Max Meyer wanted the story to say this: Adam (read Biblical reference: in the beginning, bliss in being unaware of the complications of Good and Evil, innocence) lives with a limitation that while hindering certain of his goals also allows him insight into things others ignore or feel too shackled by social restraint to admit. Therein lies his quality and his ability to refresh and enlighten the lives around him, even teach Beth (Rose Byrne: TV's Damages, Marie Antoinette) about love and life and how to weather the storms of familial crisis.
This is how the story comes off: emotionally stunted, spoiled, rich girl on the rebound, finds a man who is emotionally unstable with whom she can carry on a relationship that operates completely on her own terms; without risk.

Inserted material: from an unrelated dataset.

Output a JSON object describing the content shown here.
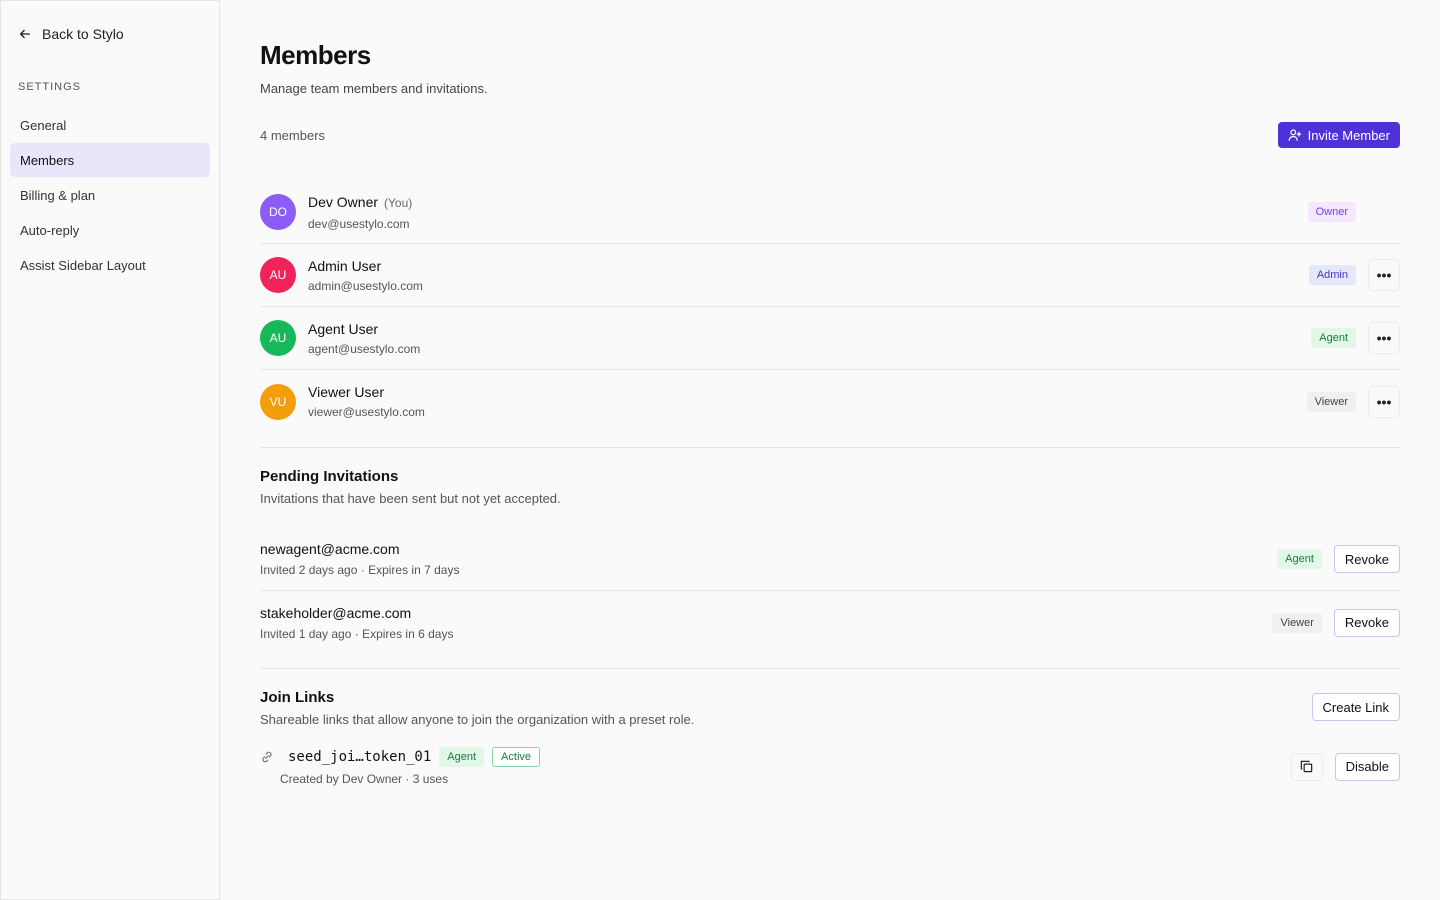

The conversations between the two "lovers" smack of a mother seducing her son. The emotional climax is brought on by a completely contrived situation that reveals not passion, not depth of feeling, not real connection or intimacy, but irrational (and scary) anger and violence that leaves Dancy's character (that he manages to make completely unbelievable and painful to watch) even more un-tethered and un-relatable.
Please, please, if after these clunky, inelegant words, you still would like to test yourself against this travesty of a movie, wait until you have the hardware at home, its idiocy humming out at you from a screen you have complete control over, so if you love it, the experience is all yours and I can offer apologies for leading you astray. But if, as I expect, you wonder at those who invested the millions to have this tripe produced, you can make the wish I was wishing the entire time I was sitting in the theatre come true, and turn it off.